        James Taylor
        • 2 Years Ago
        @stthomaslimo
        On Sunday I got off the comutter rail in Back Bay Boston and walked out to get a cab over to Fenway Park. The cab driver said no and refused the fare because he said traffice was too heavy. I was able to get another cab and got over to Fenway without a problem. The first cabby was from some caribean country getting his free ride over here.
      surfherenomail
      • 2 Years Ago
      Does it really have any connection to passenger convenience or is it the 1 Billion the city will gain on the taxi medallion sale ? Let's face it convenience is far from their first concern, notice how many spots there are where folks could park but they don't allow it hoping for those that will so they can ticket and tow your ride ?
      Kumar
      • 2 Years Ago

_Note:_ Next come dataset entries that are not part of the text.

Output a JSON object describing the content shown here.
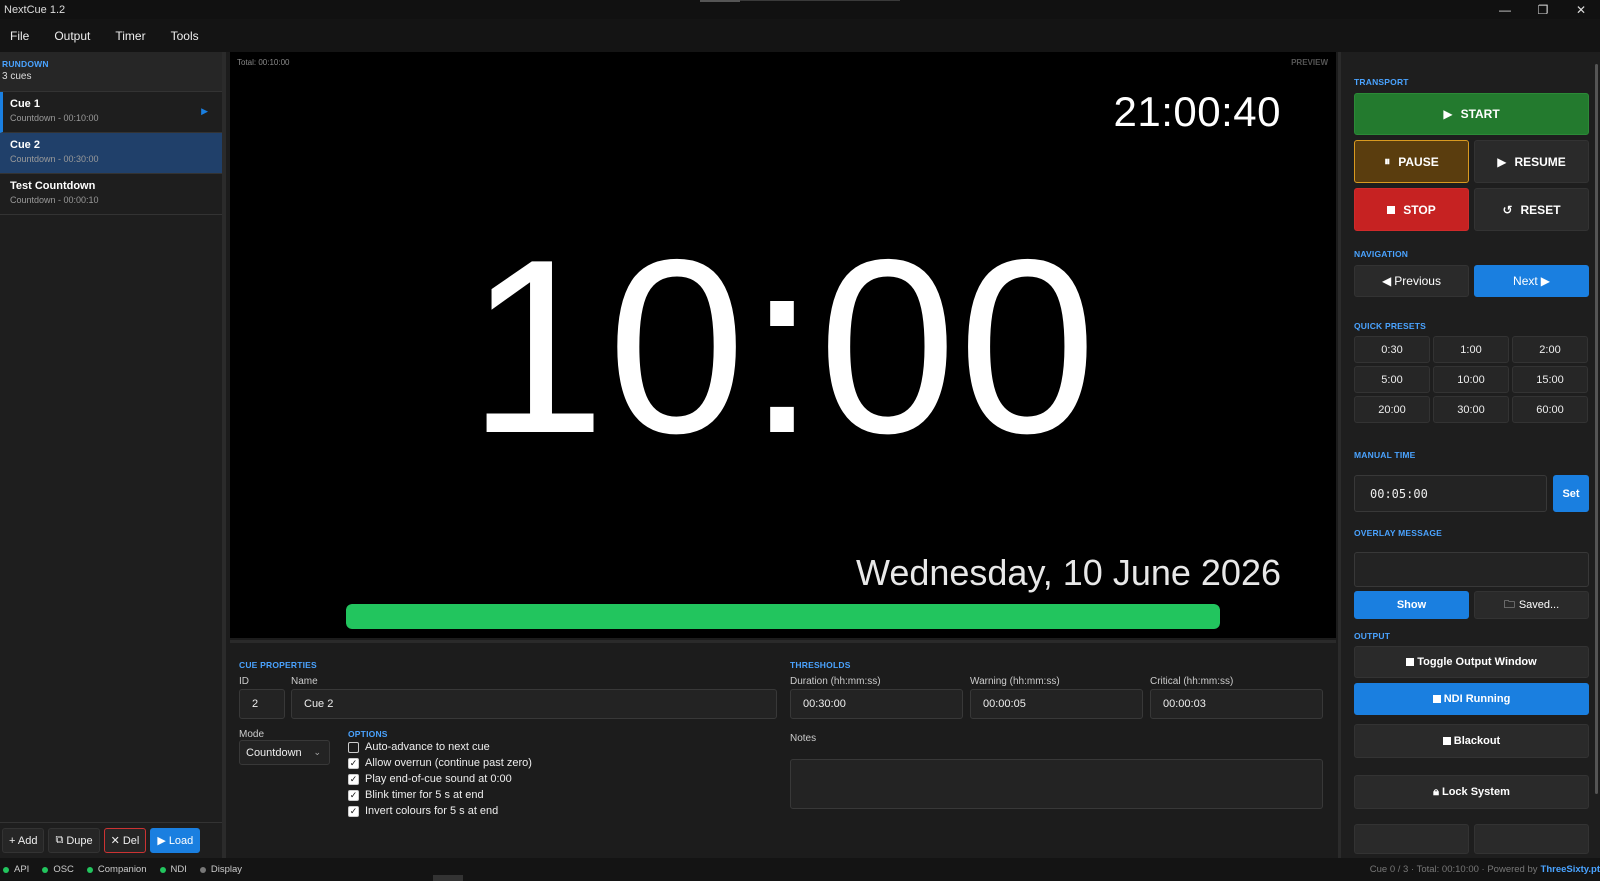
{
  "window": {
    "title": "NextCue  1.2",
    "controls": [
      "—",
      "❐",
      "✕"
    ]
  },
  "menu": [
    "File",
    "Output",
    "Timer",
    "Tools"
  ],
  "rundown": {
    "label": "RUNDOWN",
    "count": "3 cues",
    "cues": [
      {
        "name": "Cue 1",
        "sub": "Countdown - 00:10:00"
      },
      {
        "name": "Cue 2",
        "sub": "Countdown - 00:30:00"
      },
      {
        "name": "Test Countdown",
        "sub": "Countdown - 00:00:10"
      }
    ],
    "actions": {
      "add": "+ Add",
      "dupe": "Dupe",
      "del": "Del",
      "load": "Load"
    }
  },
  "preview": {
    "total_label": "Total:",
    "total_value": "00:10:00",
    "label": "PREVIEW",
    "clock": "21:00:40",
    "timer": "10:00",
    "date": "Wednesday, 10 June 2026",
    "progress": 1.0,
    "progress_color": "#22c55e"
  },
  "props": {
    "section": "CUE PROPERTIES",
    "id_label": "ID",
    "id_value": "2",
    "name_label": "Name",
    "name_value": "Cue 2",
    "mode_label": "Mode",
    "mode_value": "Countdown",
    "options_label": "OPTIONS",
    "options": [
      {
        "label": "Auto-advance to next cue",
        "checked": false
      },
      {
        "label": "Allow overrun (continue past zero)",
        "checked": true
      },
      {
        "label": "Play end-of-cue sound at 0:00",
        "checked": true
      },
      {
        "label": "Blink timer for 5 s at end",
        "checked": true
      },
      {
        "label": "Invert colours for 5 s at end",
        "checked": true
      }
    ],
    "thresholds_label": "THRESHOLDS",
    "duration_label": "Duration (hh:mm:ss)",
    "duration_value": "00:30:00",
    "warning_label": "Warning (hh:mm:ss)",
    "warning_value": "00:00:05",
    "critical_label": "Critical (hh:mm:ss)",
    "critical_value": "00:00:03",
    "notes_label": "Notes"
  },
  "transport": {
    "label": "TRANSPORT",
    "start": "START",
    "pause": "PAUSE",
    "resume": "RESUME",
    "stop": "STOP",
    "reset": "RESET"
  },
  "navigation": {
    "label": "NAVIGATION",
    "previous": "Previous",
    "next": "Next"
  },
  "presets": {
    "label": "QUICK PRESETS",
    "items": [
      "0:30",
      "1:00",
      "2:00",
      "5:00",
      "10:00",
      "15:00",
      "20:00",
      "30:00",
      "60:00"
    ]
  },
  "manual": {
    "label": "MANUAL TIME",
    "value": "00:05:00",
    "set": "Set"
  },
  "overlay": {
    "label": "OVERLAY MESSAGE",
    "show": "Show",
    "saved": "Saved..."
  },
  "output": {
    "label": "OUTPUT",
    "toggle": "Toggle Output Window",
    "ndi": "NDI Running",
    "blackout": "Blackout",
    "lock": "Lock System"
  },
  "status": {
    "items": [
      {
        "label": "API",
        "color": "#22c55e"
      },
      {
        "label": "OSC",
        "color": "#22c55e"
      },
      {
        "label": "Companion",
        "color": "#22c55e"
      },
      {
        "label": "NDI",
        "color": "#22c55e"
      },
      {
        "label": "Display",
        "color": "#777777"
      }
    ],
    "right": "Cue 0 / 3 · Total: 00:10:00 · Powered by",
    "brand": "ThreeSixty.pt"
  }
}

      A side story to this is the whole industry that has grown around the resale of the existing licenses. I'm neither her nor there on this issue, but I suspect most of the resistance to the expansion has more to do with that than any concerns over street crowding. Quite a few banks and credit unions stand to go under if the value of the cab medallions plummet, much like we saw during the housing bust. If you got a loan for $1 million to buy a medallion and they're now worth half of that...you will be hurting. On the other hand, it makes the city money, and lowers the entry point for people wanting to get in to the cab business.
      riognach

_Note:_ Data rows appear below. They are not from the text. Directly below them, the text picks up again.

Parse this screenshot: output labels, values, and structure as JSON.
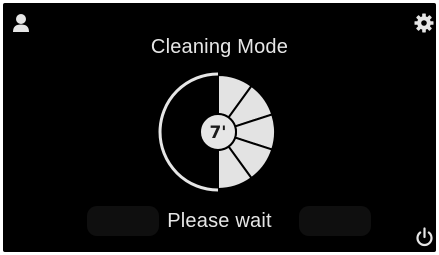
{
  "screen": {
    "title": "Cleaning Mode",
    "status": "Please wait"
  },
  "timer": {
    "label": "7'",
    "progress_fraction": 0.5
  },
  "icons": {
    "user": "user-icon",
    "settings": "gear-icon",
    "power": "power-icon"
  },
  "colors": {
    "background": "#000000",
    "text": "#e6e6e6",
    "segment_fill": "#e3e3e3",
    "segment_border": "#000000",
    "remaining_arc": "#e6e6e6"
  }
}
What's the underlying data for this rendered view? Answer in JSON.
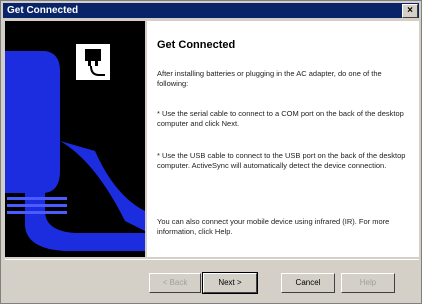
{
  "window": {
    "title": "Get Connected"
  },
  "content": {
    "heading": "Get Connected",
    "intro": "After installing batteries or plugging in the AC adapter, do one of the following:",
    "option_serial": "* Use the serial cable to connect to a COM port on the back of the desktop computer and click Next.",
    "option_usb": "* Use the USB cable to connect to the USB port on the back of the desktop computer. ActiveSync will automatically detect the device connection.",
    "infrared": "You can also connect your mobile device using infrared (IR). For more information, click Help."
  },
  "buttons": {
    "back": "< Back",
    "next": "Next >",
    "cancel": "Cancel",
    "help": "Help"
  },
  "colors": {
    "art_blue": "#1c2de0",
    "titlebar": "#0a246a"
  }
}
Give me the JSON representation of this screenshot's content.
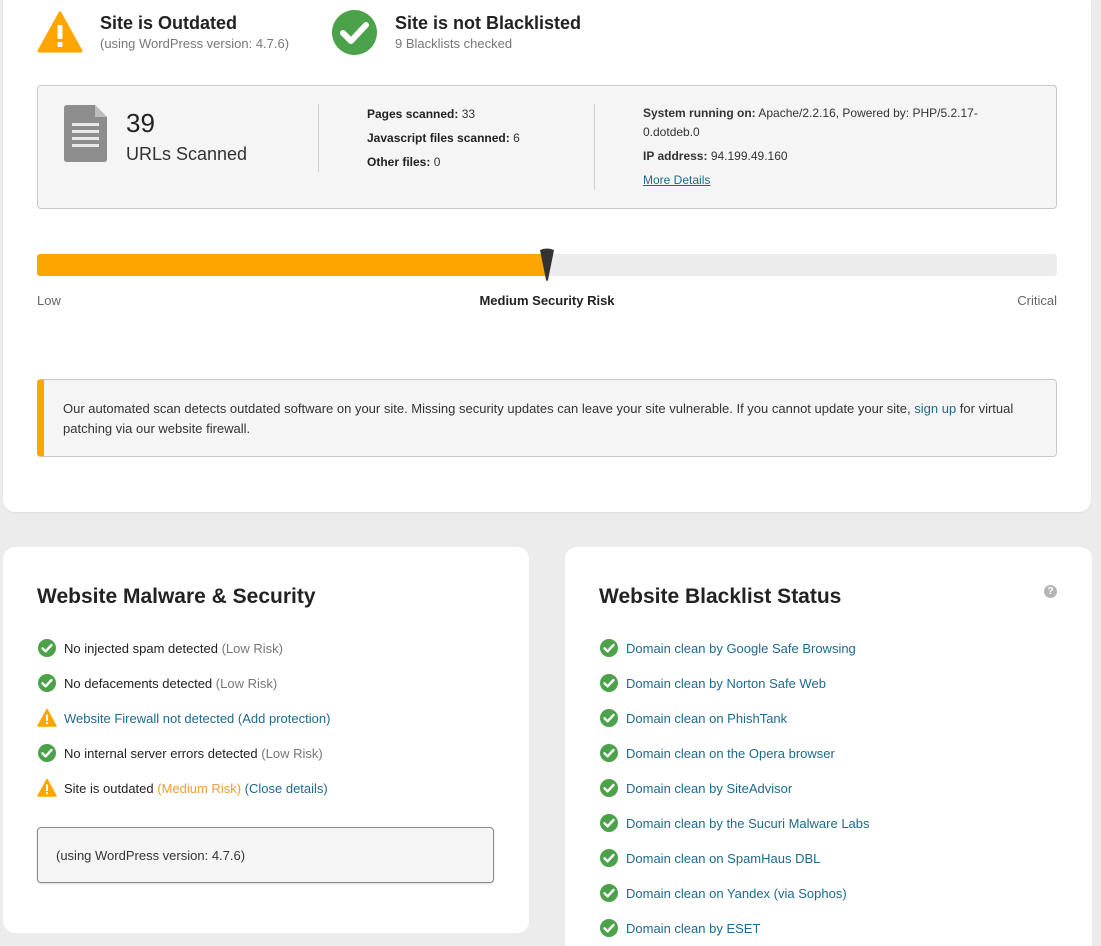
{
  "status": {
    "outdated": {
      "title": "Site is Outdated",
      "subtitle": "(using WordPress version: 4.7.6)",
      "icon": "warning-triangle-icon",
      "color": "#ffa500"
    },
    "blacklist": {
      "title": "Site is not Blacklisted",
      "subtitle": "9 Blacklists checked",
      "icon": "check-circle-icon",
      "color": "#4ca24b"
    }
  },
  "scan": {
    "url_count": "39",
    "url_label": "URLs Scanned",
    "pages_label": "Pages scanned:",
    "pages_value": "33",
    "js_label": "Javascript files scanned:",
    "js_value": "6",
    "other_label": "Other files:",
    "other_value": "0",
    "system_label": "System running on:",
    "system_value": "Apache/2.2.16, Powered by: PHP/5.2.17-",
    "system_value_2": "0.dotdeb.0",
    "ip_label": "IP address:",
    "ip_value": "94.199.49.160",
    "more_details": "More Details"
  },
  "risk": {
    "low": "Low",
    "level": "Medium Security Risk",
    "critical": "Critical",
    "fraction": 0.5
  },
  "alert": {
    "text_before": "Our automated scan detects outdated software on your site. Missing security updates can leave your site vulnerable. If you cannot update your site, ",
    "link": "sign up",
    "text_after": " for virtual patching via our website firewall."
  },
  "malware": {
    "title": "Website Malware & Security",
    "items": [
      {
        "text": "No injected spam detected",
        "suffix": "(Low Risk)"
      },
      {
        "text": "No defacements detected",
        "suffix": "(Low Risk)"
      },
      {
        "text": "Website Firewall not detected",
        "suffix": "(Add protection)"
      },
      {
        "text": "No internal server errors detected",
        "suffix": "(Low Risk)"
      },
      {
        "text": "Site is outdated",
        "suffix": "(Medium Risk)",
        "suffix2": "(Close details)"
      }
    ],
    "detail": "(using WordPress version: 4.7.6)"
  },
  "blacklist": {
    "title": "Website Blacklist Status",
    "help": "?",
    "items": [
      "Domain clean by Google Safe Browsing",
      "Domain clean by Norton Safe Web",
      "Domain clean on PhishTank",
      "Domain clean on the Opera browser",
      "Domain clean by SiteAdvisor",
      "Domain clean by the Sucuri Malware Labs",
      "Domain clean on SpamHaus DBL",
      "Domain clean on Yandex (via Sophos)",
      "Domain clean by ESET"
    ]
  }
}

      • 2 Years Ago
      Take the subway. You may have to walk an extra block or two, but you'll get to where you are going on time.
      mpusairsret
      • 2 Years Ago
      Tired of NYC congestion, try Seattle. Closer to growing markets in Asia. And don't say it rains all the time. Remember you don't need to shovel snow. In summer we consider 90's a heat wave. And guess what no city or state income tax.
        craiginnyc
        • 2 Years Ago
        @mpusairsret
        Seattle? Give me a break. I've sat in hideous traffic there. I5 is always nuts. 520 was nuts until they put tolls on it, now all those folks are on I90.
      Hello PDavan7
      • 2 Years Ago
      NYC Needs LESS CARS including Taxis and cheaper parking.
      th0mb0ne
      • 2 Years Ago
      All 2000 should be in Brooklyn.
    • Load More Comments